Are CVs still the best way to list details and accomplishments?

Last Updated: 11 Jul 2012

What are they?

The curriculum vitae - 'the course of one's life' - is the standalone document that tells the story of your career in succinct form. Of course, the details and accomplishments listed ought to be accurate. This was Scott Thompson's undoing at Yahoo recently, when an accounting degree obtained many years ago was misrepresented as including a computer science element as well. The CV is meant to sell you as a candidate, but in the UK at least too much boasting or 'over-claiming' is likely to go down badly. It is also no place for trivia.

Where did they come from?

Wasn't life easier before the dreary onset of 'equal opportunities'? (That is a joke, obviously.) Until the 20th century it wasn't really necessary to produce too many formal documents about one's qualifications. In some protected professions, only chaps from a certain social class or stratum needed to apply. And one's word was enough. As employment became both more orderly and more accessible to others - even women! - it became necessary to use formal documents set out on templates. The standard issue, chronologically based CV was established, and is still widely used today.

Where are they going?

Possibly the way of the cassette recorder, the slide rule and the manual typewriter, on which some of us typed our first CVs. For one thing, social media channels allow us to present a more easily accessible version of ourselves online at any time. For another thing, jobs themselves are changing. One HR director was heard recently suggesting that he could happily limit all job descriptions to the phrase 'must be flexible'. It follows that CVs need to convey flexibility and adaptability as much as anything else. Workers of the world, unite. You have nothing to lose but your CVs.

Gradient: Skidding downhill fast.

Find this article useful?

Get more great articles like this in your inbox every lunchtime

Leadership lessons from Jürgen Klopp

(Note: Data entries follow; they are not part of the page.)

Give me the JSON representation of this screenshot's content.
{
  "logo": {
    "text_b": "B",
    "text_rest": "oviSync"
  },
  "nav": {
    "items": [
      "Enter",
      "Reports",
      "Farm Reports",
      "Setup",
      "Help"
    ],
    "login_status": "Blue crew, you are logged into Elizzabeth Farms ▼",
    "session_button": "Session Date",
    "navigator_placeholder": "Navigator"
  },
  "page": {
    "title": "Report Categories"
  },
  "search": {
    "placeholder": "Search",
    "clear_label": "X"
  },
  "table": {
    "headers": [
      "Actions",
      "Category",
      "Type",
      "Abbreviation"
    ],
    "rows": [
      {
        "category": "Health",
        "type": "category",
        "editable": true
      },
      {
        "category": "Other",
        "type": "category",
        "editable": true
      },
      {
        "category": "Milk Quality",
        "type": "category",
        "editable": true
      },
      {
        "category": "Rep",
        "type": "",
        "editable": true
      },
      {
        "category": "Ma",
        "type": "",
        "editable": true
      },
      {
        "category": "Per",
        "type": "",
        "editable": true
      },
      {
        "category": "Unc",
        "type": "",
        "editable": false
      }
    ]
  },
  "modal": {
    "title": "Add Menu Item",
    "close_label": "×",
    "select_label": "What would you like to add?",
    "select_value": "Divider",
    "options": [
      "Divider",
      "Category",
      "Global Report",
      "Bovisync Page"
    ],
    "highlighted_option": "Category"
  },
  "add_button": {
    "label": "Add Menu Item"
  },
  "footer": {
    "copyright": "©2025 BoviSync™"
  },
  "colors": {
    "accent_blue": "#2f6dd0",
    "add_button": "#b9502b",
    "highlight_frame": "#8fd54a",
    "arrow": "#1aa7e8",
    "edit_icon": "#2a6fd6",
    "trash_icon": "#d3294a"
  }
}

The Liverpool manager exemplifies ‘the long win’, based not on results but on clarity of...

How to get a grip on stress

Once a zebra escapes the lion's jaws, it goes back to grazing peacefully. There's a...

A leadership thought: Treat your colleagues like customers

One minute briefing: Create a platform where others can see their success, says AVEVA CEO...

The ignominious death of Gordon Gekko

Profit at all costs is a defunct philosophy, and purpose a corporate superpower, argues this...

Gender bias is kept alive by those who think it is dead

Research: Greater representation of women does not automatically lead to equal treatment.

What I learned leading a Syrian bank through a civil war

Louai Al Roumani was CFO of Syria's largest private retail bank when the conflict broke...